The 25th Annual Artie Awards, Buffalo's celebration of local theater, will be held on Monday, June 1 at 710 Main for the first time.
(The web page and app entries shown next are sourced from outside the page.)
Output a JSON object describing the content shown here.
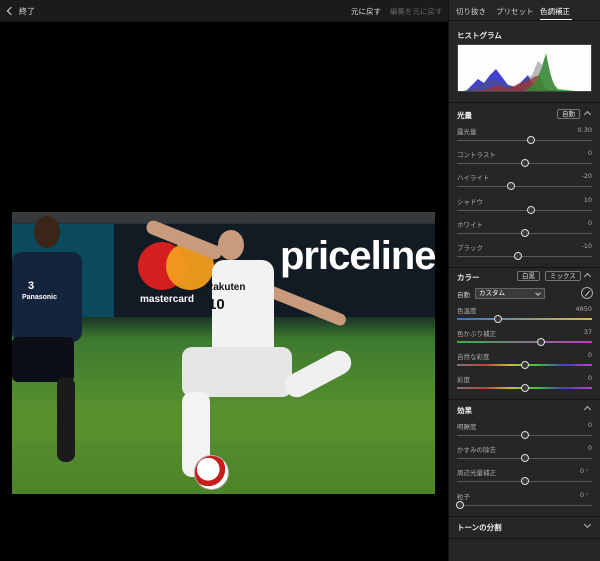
{
  "topbar": {
    "back_label": "終了",
    "revert_label": "元に戻す",
    "undo_revert_label": "編集を元に戻す"
  },
  "panel": {
    "tabs": [
      {
        "label": "切り抜き",
        "active": false
      },
      {
        "label": "プリセット",
        "active": false
      },
      {
        "label": "色調補正",
        "active": true
      }
    ],
    "histogram": {
      "title": "ヒストグラム"
    },
    "light": {
      "title": "光量",
      "auto_label": "自動",
      "sliders": [
        {
          "label": "露光量",
          "value": "0.30",
          "position": 0.55
        },
        {
          "label": "コントラスト",
          "value": "0",
          "position": 0.5
        },
        {
          "label": "ハイライト",
          "value": "-20",
          "position": 0.4
        },
        {
          "label": "シャドウ",
          "value": "10",
          "position": 0.55
        },
        {
          "label": "ホワイト",
          "value": "0",
          "position": 0.5
        },
        {
          "label": "ブラック",
          "value": "-10",
          "position": 0.45
        }
      ]
    },
    "color": {
      "title": "カラー",
      "white_label": "白黒",
      "mix_label": "ミックス",
      "wb_auto_label": "自動",
      "wb_preset": "カスタム",
      "sliders": [
        {
          "label": "色温度",
          "value": "4850",
          "position": 0.3
        },
        {
          "label": "色かぶり補正",
          "value": "37",
          "position": 0.62
        },
        {
          "label": "自然な彩度",
          "value": "0",
          "position": 0.5
        },
        {
          "label": "彩度",
          "value": "0",
          "position": 0.5
        }
      ]
    },
    "effects": {
      "title": "効果",
      "sliders": [
        {
          "label": "明瞭度",
          "value": "0",
          "position": 0.5
        },
        {
          "label": "かすみの除去",
          "value": "0",
          "position": 0.5
        },
        {
          "label": "周辺光量補正",
          "value": "0",
          "position": 0.5
        },
        {
          "label": "粒子",
          "value": "0",
          "position": 0.02
        }
      ]
    },
    "split_toning": {
      "title": "トーンの分割"
    }
  },
  "photo": {
    "board_left_text": "",
    "board_main_text": "priceline",
    "mastercard_text": "mastercard",
    "main_player_number": "10",
    "main_player_sponsor": "Rakuten",
    "left_player_number": "3",
    "left_player_sponsor": "Panasonic"
  },
  "colors": {
    "panel_bg": "#262626",
    "topbar_bg": "#1b1b1b",
    "canvas_bg": "#000000"
  }
}
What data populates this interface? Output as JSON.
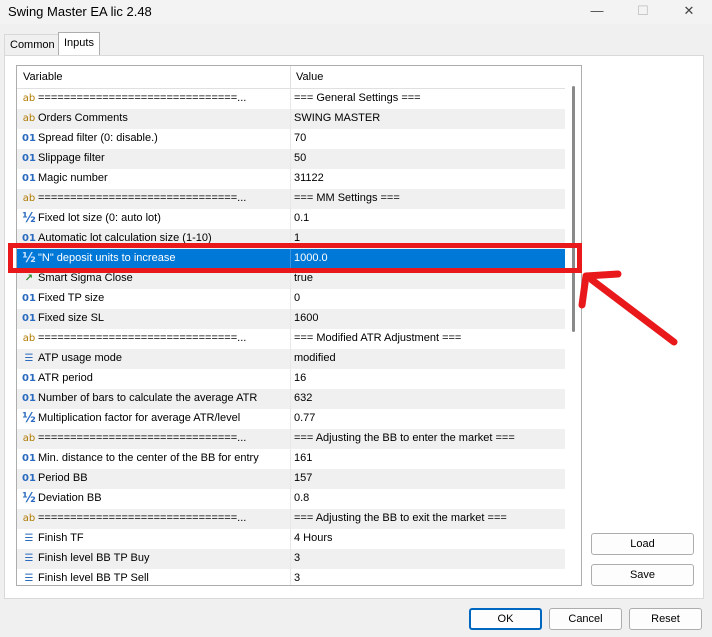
{
  "window": {
    "title": "Swing Master EA lic 2.48",
    "minimize": "—",
    "maximize": "☐",
    "close": "✕"
  },
  "tabs": [
    {
      "label": "Common",
      "active": false
    },
    {
      "label": "Inputs",
      "active": true
    }
  ],
  "grid": {
    "col_variable": "Variable",
    "col_value": "Value",
    "rows": [
      {
        "icon": "ab",
        "variable": "===============================...",
        "value": "=== General Settings ===",
        "selected": false
      },
      {
        "icon": "ab",
        "variable": "Orders Comments",
        "value": "SWING MASTER",
        "selected": false
      },
      {
        "icon": "01",
        "variable": "Spread filter (0: disable.)",
        "value": "70",
        "selected": false
      },
      {
        "icon": "01",
        "variable": "Slippage filter",
        "value": "50",
        "selected": false
      },
      {
        "icon": "01",
        "variable": "Magic number",
        "value": "31122",
        "selected": false
      },
      {
        "icon": "ab",
        "variable": "===============================...",
        "value": "=== MM Settings ===",
        "selected": false
      },
      {
        "icon": "½",
        "variable": "Fixed lot size (0: auto lot)",
        "value": "0.1",
        "selected": false
      },
      {
        "icon": "01",
        "variable": "Automatic lot calculation size (1-10)",
        "value": "1",
        "selected": false
      },
      {
        "icon": "½",
        "variable": "\"N\" deposit units to increase",
        "value": "1000.0",
        "selected": true
      },
      {
        "icon": "tf",
        "variable": "Smart Sigma Close",
        "value": "true",
        "selected": false
      },
      {
        "icon": "01",
        "variable": "Fixed TP size",
        "value": "0",
        "selected": false
      },
      {
        "icon": "01",
        "variable": "Fixed size SL",
        "value": "1600",
        "selected": false
      },
      {
        "icon": "ab",
        "variable": "===============================...",
        "value": "=== Modified ATR Adjustment ===",
        "selected": false
      },
      {
        "icon": "list",
        "variable": "ATP usage mode",
        "value": "modified",
        "selected": false
      },
      {
        "icon": "01",
        "variable": "ATR period",
        "value": "16",
        "selected": false
      },
      {
        "icon": "01",
        "variable": "Number of bars to calculate the average ATR",
        "value": "632",
        "selected": false
      },
      {
        "icon": "½",
        "variable": "Multiplication factor for average ATR/level",
        "value": "0.77",
        "selected": false
      },
      {
        "icon": "ab",
        "variable": "===============================...",
        "value": "=== Adjusting the BB to enter the market ===",
        "selected": false
      },
      {
        "icon": "01",
        "variable": "Min. distance to the center of the BB for entry",
        "value": "161",
        "selected": false
      },
      {
        "icon": "01",
        "variable": "Period BB",
        "value": "157",
        "selected": false
      },
      {
        "icon": "½",
        "variable": "Deviation BB",
        "value": "0.8",
        "selected": false
      },
      {
        "icon": "ab",
        "variable": "===============================...",
        "value": "=== Adjusting the BB to exit the market ===",
        "selected": false
      },
      {
        "icon": "list",
        "variable": "Finish TF",
        "value": "4 Hours",
        "selected": false
      },
      {
        "icon": "list",
        "variable": "Finish level BB TP Buy",
        "value": "3",
        "selected": false
      },
      {
        "icon": "list",
        "variable": "Finish level BB TP Sell",
        "value": "3",
        "selected": false
      }
    ]
  },
  "side_buttons": {
    "load": "Load",
    "save": "Save"
  },
  "footer_buttons": {
    "ok": "OK",
    "cancel": "Cancel",
    "reset": "Reset"
  },
  "colors": {
    "selection": "#0078d7",
    "annotation": "#e8181b"
  }
}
The event will be hosted by actors Charmagne Chi, recently seen in "Carousel," and Amy Jakiel, recently in "She Loves Me," with Artvoice theater editor and Theater Talk co-host Anthony Chase.  Doors (and bar) at 710 Main will open at 7 p.m.; the Artie Awards show begins at 8 p.m.  The modest admission fee helps support the Immunodeficiency Clinic at ECMC.

Kelli Bocock-Natale is two for two (her previous Macbeth was a knockout) as a winning director of Shakespeare at the New Phoenix Theatre.  Bringing Shakespeare's inventive language to 21st century ears demands every ounce of love and attention that a director can muster, and aided by an eye-catching (though minimal) set from Paul Bustaph and an appropriately magical, mystical soundscape by Tom Makar, Bocock-Natale "brings it" (including a new twist on the ending) to "A Midsummer Night's Dream" (through May 23).

With so many regional stages it's bound to happen that some productions are uneven, and this week while "Carousel" (MusicalFare thorugh May 17) was generally disappointing, "The Beauty Queen of Leenane" (Irish Classical through May 17) was helped by Kristen Tripp Kelley.  Anthony enjoyed "Rust Belt Grotesque" (ART InTheBox through May 23) and the musical "She Loves Me" (Kavinoky through May 24).  And Theater Talk is very much looking forward to Kelli Bocock-Natale's direction of "A Midsummer Night's Dream" (New Phoenix Theatre through May 23).

The 69th annual Tony Award nominations were announced Tuesday morning by co-hosts Mary-Louise Parker, past Tony winner, and Bruce Willis (yes, since you just asked yourself, he's going to make his Broadway debut in the upcoming "Misery"). The awards will be handed out on June 7th in a live telecast from Radio City Music Hall, co-hosted by Kristen Chenoweth and Alan Cumming.

The 2015 Pulitzer Prizes were announced early this week and "Between Riverside and Crazy" by Stephen Adly Guirgis won for drama, a work written with Buffalo actor and UB teacher Stephen McKinley Henderson in mind.

This week Anthony interviewed Steven McKinley Henderson in an "Inside the Actor's Studio" format and enjoyed Henderson's memories about Broadway, Hollywood, The Regional Theater Movement, The Black Arts Movement, and August Wilson.